It’s a familiar story, now as then: celebrated artist has a spouse who doesn’t really give a hoot about the art, meets 18-year-old acolyte who can recite passages from memory and feels the soul behind them, too. The fan with whom he forms a mutual fascination society is Ellen Ternan, played by Felicity Jones, a full-lipped beauty who looks a little like a younger Scarlett Johansson when her mouth is at rest and Rosanna Arquette when it curls up into a smile. Hello, divorce court!
Or not, since either Victorian propriety or the promise of continued blockbuster book sales demands that Dickens not officially end his marriage, even though he writes a letter to the editor announcing a separation (without bothering to alert his wife or kids till they see it in the newspaper). So Dickens’ intellectual and sensual infatuation with Miss Ternan will end neither in a passionate second marriage nor a tearfully tragic parting, but … an old-fashioned “arrangement.” Which is the kind of thing that doesn’t make for a great third act.

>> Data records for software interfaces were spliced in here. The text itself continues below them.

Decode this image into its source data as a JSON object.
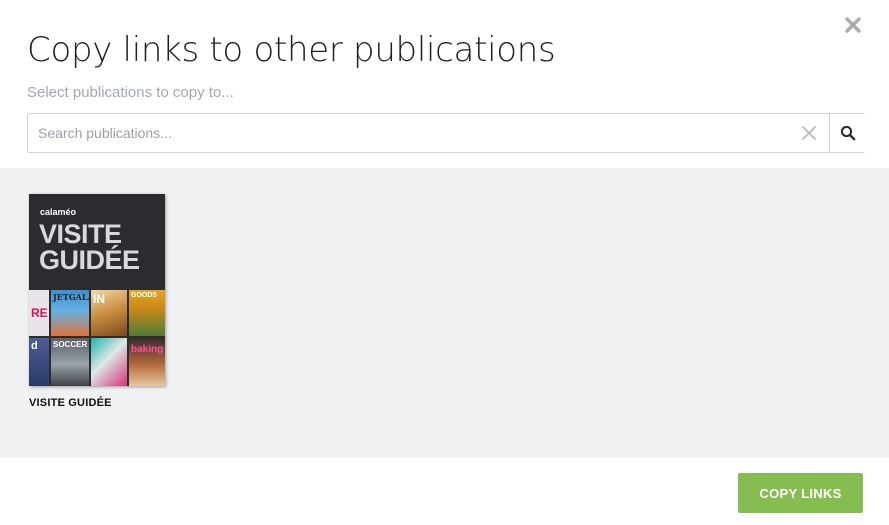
{
  "dialog": {
    "title": "Copy links to other publications",
    "subtitle": "Select publications to copy to...",
    "close_icon": "close-icon"
  },
  "search": {
    "placeholder": "Search publications...",
    "value": "",
    "clear_icon": "clear-icon",
    "search_icon": "search-icon"
  },
  "publications": [
    {
      "label": "VISITE GUIDÉE",
      "cover": {
        "brand": "calaméo",
        "headline_line1": "VISITE",
        "headline_line2": "GUIDÉE",
        "thumbnails": [
          "RE",
          "JETGALA",
          "IN",
          "GOODS",
          "d",
          "SOCCER",
          "",
          "baking"
        ]
      }
    }
  ],
  "footer": {
    "copy_button_label": "COPY LINKS"
  },
  "colors": {
    "accent": "#86bd50",
    "content_bg": "#eff1f3",
    "title": "#1f1f1f",
    "subtitle": "#a3a8ad"
  }
}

And once the film establishes that these two kept their affair going on that same middle ground for years (13, to be exact, though you’d have to look that up), it’s hard to find that much tragedy in their plight or sense of loss for a great love thwarted. As much as Fiennes initially touches us with the loneliness behind the bonhomie, by the end it’s not clear whether he’s doing the best he can with illicit true love in a button-up period or just getting his rocks off in his declining years.
It’d be easier to invest if Jones seemed slightly worthier of the great man’s passions. Kristin Scott Thomas, as Ellen’s actress mother, is eager to pair her daughter off with Dickens, as a lover and benefactor if husband isn’t possible, because she recognizes Ellen is a great beauty who doesn’t have what it takes for success in the theater. Jones doesn’t lack the acting gene the way her character does, but at least in “The Invisible Woman,” the great soulfulness that attracted Dickens to Ellen is more evident in scripter Abi Morgan’s text than on Jones’ undeniably beguiling face.
Fiennes deserves kudos for his handling of the role of the dismissed wife, Katey, who at first looks like a typical movie shrew, or straw woman for the discarding. No one will exactly be rooting for Mr. and Mrs. Dickens to stay together, but as Katey, Joanna Scanlan is allowed a few terrific moments of real anxiety and torment. In her 10 minutes or so of screen time, she’s a more interesting “invisible woman” than the titular one. [B-]
This is a reprint of our review from the 2013 Telluride Film Festival.